REQUIRED WORK: Filter these entries so that only lines with the word "heart" remain.

(Collected data)
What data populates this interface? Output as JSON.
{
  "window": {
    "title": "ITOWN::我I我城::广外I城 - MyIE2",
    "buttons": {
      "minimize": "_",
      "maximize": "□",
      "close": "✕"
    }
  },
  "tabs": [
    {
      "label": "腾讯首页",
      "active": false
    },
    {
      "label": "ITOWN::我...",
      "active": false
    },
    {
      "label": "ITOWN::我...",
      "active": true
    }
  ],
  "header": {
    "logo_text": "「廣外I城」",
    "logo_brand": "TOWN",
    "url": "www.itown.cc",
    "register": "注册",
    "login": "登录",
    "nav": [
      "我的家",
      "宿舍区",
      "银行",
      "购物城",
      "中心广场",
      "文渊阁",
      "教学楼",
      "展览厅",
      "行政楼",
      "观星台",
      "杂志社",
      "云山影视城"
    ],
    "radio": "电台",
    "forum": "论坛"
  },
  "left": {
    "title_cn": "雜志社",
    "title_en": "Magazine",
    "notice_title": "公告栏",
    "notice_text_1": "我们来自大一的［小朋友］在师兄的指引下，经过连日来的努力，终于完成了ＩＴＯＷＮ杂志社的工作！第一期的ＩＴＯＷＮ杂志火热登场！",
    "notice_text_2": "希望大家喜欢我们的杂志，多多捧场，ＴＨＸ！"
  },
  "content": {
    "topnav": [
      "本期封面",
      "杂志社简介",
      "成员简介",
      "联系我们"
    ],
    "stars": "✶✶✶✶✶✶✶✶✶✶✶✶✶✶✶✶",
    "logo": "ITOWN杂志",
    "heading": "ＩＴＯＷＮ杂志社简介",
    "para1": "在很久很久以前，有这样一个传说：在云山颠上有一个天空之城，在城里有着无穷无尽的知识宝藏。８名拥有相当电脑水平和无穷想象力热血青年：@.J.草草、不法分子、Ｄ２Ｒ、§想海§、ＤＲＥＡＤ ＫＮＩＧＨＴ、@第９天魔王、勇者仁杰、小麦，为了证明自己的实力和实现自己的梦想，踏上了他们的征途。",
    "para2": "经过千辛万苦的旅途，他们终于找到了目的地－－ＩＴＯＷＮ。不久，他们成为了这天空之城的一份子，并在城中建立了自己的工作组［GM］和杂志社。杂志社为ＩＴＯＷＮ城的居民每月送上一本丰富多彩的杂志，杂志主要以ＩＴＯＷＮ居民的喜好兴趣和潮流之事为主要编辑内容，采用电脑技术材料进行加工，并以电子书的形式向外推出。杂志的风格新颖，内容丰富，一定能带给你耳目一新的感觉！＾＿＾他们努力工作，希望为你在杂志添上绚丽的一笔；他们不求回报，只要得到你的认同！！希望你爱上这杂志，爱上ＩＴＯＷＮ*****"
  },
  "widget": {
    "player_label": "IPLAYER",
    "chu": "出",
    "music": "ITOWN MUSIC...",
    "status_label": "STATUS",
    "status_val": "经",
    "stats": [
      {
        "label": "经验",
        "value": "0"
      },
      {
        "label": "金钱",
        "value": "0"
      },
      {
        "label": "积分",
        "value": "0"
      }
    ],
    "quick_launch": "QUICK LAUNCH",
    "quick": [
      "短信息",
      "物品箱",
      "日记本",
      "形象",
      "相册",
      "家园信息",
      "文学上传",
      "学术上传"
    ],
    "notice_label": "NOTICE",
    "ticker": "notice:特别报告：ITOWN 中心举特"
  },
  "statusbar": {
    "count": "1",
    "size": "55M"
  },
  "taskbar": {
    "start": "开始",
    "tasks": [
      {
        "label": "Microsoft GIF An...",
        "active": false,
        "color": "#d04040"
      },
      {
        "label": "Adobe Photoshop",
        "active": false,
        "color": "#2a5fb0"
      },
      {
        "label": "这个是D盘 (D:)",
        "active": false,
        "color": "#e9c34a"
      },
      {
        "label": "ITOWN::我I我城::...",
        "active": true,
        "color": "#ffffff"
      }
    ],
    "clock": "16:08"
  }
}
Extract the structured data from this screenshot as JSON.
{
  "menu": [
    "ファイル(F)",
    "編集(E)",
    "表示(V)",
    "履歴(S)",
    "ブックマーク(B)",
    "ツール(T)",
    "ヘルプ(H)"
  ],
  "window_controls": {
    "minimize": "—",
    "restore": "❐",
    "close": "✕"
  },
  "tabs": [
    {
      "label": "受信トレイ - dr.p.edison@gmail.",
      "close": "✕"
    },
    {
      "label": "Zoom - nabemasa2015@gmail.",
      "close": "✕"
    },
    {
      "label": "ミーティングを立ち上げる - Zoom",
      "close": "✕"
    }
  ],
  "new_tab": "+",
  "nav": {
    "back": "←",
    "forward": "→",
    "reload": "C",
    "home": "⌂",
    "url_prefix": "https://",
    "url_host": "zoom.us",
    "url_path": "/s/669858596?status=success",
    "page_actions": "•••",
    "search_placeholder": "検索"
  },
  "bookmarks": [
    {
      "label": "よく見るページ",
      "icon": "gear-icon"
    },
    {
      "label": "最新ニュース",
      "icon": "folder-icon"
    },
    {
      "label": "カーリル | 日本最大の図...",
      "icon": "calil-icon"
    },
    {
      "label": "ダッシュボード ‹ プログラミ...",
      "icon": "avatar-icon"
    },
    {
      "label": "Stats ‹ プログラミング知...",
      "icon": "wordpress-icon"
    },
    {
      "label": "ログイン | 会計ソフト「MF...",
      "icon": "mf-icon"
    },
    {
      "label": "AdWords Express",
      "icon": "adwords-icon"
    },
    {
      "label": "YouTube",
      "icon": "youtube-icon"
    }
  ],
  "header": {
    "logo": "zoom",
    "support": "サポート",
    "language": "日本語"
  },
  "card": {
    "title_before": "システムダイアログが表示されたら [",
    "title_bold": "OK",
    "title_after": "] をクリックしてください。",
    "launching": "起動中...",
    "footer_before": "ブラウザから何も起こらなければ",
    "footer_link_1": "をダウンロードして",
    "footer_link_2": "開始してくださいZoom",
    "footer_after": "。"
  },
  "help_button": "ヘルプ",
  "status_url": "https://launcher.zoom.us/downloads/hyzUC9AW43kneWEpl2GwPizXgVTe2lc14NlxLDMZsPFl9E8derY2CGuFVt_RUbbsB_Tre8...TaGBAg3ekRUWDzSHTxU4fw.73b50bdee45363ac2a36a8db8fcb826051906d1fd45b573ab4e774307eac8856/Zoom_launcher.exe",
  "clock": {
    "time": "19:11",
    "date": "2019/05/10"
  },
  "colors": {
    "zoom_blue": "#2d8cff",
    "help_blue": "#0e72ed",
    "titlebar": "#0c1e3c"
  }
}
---
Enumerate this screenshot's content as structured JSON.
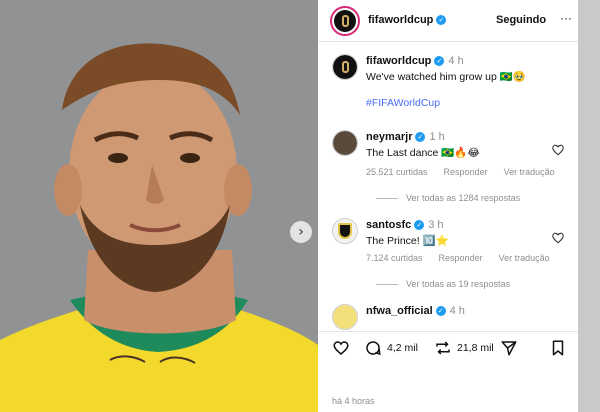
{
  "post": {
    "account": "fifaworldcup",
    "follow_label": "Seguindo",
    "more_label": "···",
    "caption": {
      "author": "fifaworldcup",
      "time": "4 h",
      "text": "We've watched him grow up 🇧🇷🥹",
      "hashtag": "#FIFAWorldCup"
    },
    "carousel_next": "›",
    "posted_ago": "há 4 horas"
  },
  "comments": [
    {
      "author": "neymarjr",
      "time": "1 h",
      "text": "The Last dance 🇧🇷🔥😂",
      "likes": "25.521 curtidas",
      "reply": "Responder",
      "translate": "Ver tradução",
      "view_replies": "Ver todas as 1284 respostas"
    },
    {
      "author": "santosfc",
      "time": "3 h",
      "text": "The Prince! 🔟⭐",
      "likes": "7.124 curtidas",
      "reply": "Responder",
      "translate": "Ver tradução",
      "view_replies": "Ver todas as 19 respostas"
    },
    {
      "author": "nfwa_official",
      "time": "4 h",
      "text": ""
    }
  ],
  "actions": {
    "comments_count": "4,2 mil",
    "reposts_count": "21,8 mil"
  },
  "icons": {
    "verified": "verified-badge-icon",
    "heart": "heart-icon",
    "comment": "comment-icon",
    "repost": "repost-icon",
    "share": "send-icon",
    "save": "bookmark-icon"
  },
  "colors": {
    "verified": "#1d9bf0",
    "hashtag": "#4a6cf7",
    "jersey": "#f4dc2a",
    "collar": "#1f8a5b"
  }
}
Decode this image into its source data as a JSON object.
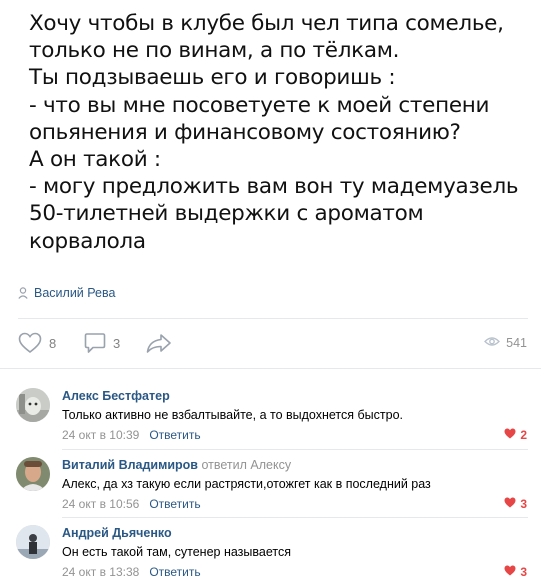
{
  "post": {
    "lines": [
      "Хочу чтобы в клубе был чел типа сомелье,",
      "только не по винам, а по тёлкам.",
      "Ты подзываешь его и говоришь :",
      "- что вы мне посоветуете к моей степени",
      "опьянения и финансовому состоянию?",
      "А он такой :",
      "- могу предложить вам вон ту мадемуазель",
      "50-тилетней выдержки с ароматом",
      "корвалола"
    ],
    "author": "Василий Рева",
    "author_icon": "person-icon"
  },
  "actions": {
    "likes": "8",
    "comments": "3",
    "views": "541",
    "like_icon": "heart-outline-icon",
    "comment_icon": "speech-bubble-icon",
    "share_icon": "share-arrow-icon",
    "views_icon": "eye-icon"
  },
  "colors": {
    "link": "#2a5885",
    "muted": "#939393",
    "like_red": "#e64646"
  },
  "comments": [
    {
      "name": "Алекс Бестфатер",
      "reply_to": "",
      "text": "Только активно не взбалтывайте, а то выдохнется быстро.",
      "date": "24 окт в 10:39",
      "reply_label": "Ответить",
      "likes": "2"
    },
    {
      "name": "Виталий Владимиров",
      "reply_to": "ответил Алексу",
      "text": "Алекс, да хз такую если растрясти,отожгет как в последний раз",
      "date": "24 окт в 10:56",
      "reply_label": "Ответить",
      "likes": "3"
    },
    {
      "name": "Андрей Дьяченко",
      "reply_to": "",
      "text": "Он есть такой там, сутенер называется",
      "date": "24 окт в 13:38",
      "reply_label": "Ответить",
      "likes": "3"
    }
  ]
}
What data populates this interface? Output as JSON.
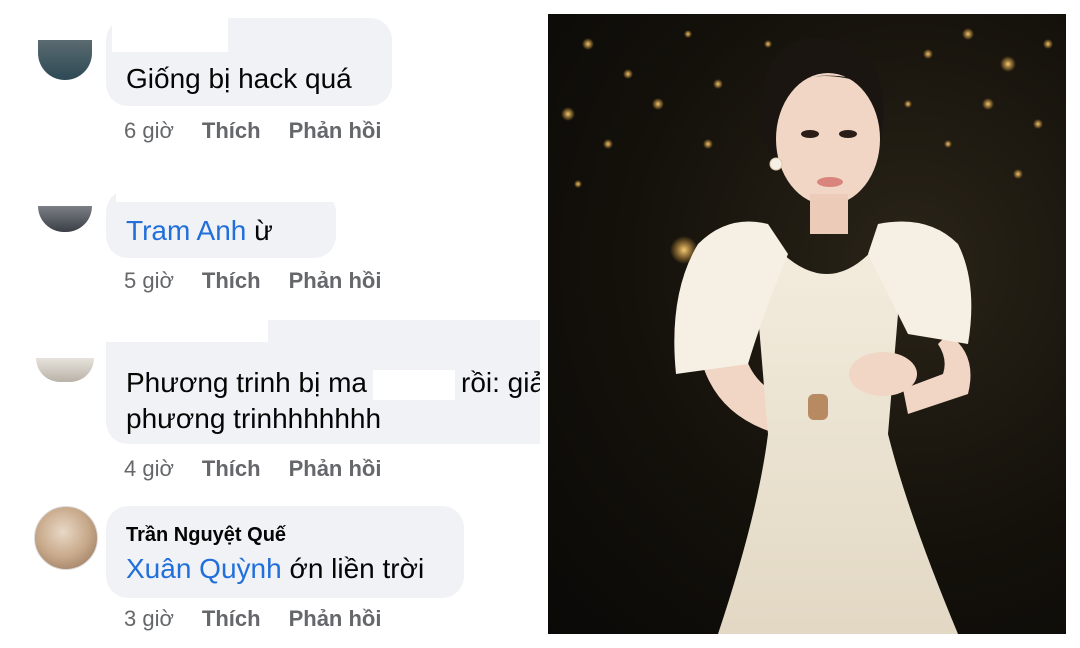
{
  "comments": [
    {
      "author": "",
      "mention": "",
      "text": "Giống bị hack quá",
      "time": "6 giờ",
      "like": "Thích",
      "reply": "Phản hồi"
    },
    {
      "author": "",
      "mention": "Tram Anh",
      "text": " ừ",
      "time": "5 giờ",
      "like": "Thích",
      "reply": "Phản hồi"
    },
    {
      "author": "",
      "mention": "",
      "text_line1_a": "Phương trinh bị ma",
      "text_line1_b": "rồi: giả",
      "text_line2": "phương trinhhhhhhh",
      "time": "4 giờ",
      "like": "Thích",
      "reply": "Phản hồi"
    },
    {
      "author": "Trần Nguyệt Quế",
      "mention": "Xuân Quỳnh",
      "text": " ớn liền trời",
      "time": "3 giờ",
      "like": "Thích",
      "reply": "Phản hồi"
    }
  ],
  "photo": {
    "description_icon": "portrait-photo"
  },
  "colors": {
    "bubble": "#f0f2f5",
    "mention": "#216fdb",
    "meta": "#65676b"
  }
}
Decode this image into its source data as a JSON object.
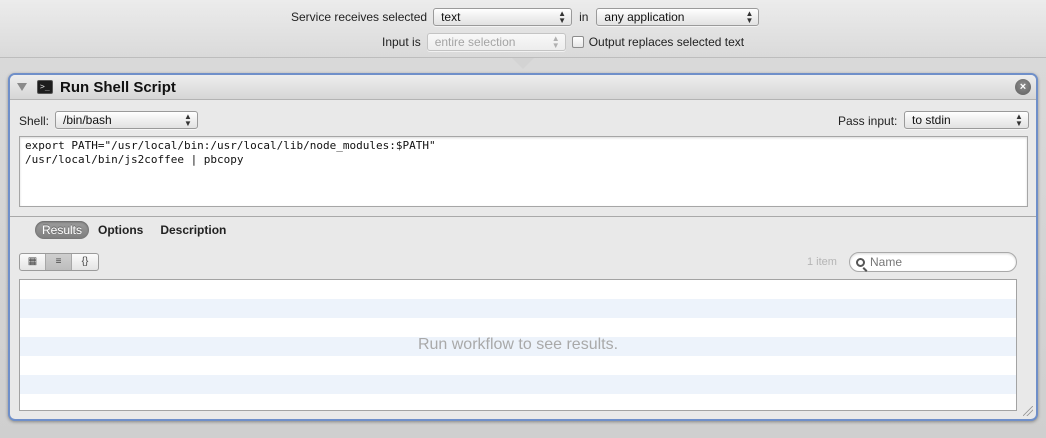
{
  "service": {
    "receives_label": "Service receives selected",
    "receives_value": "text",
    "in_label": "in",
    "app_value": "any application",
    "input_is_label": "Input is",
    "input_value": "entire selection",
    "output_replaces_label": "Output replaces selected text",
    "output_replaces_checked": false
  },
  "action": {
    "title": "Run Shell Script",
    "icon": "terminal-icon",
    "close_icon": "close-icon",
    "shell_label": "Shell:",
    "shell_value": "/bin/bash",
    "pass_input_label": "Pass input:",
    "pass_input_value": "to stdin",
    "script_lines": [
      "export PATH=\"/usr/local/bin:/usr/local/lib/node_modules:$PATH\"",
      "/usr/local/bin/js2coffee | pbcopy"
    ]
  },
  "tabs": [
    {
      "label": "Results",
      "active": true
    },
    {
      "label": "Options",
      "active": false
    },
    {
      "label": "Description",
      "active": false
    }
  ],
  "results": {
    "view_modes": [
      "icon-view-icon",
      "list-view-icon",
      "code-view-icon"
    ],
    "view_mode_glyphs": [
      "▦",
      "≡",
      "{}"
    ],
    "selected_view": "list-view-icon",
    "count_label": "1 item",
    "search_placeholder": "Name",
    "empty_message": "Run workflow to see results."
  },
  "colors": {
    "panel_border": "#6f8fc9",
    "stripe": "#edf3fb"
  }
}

WRITTEN SOLUTION:
    "heart": "heart-icon",
    "like_icon": "heart-outline-icon",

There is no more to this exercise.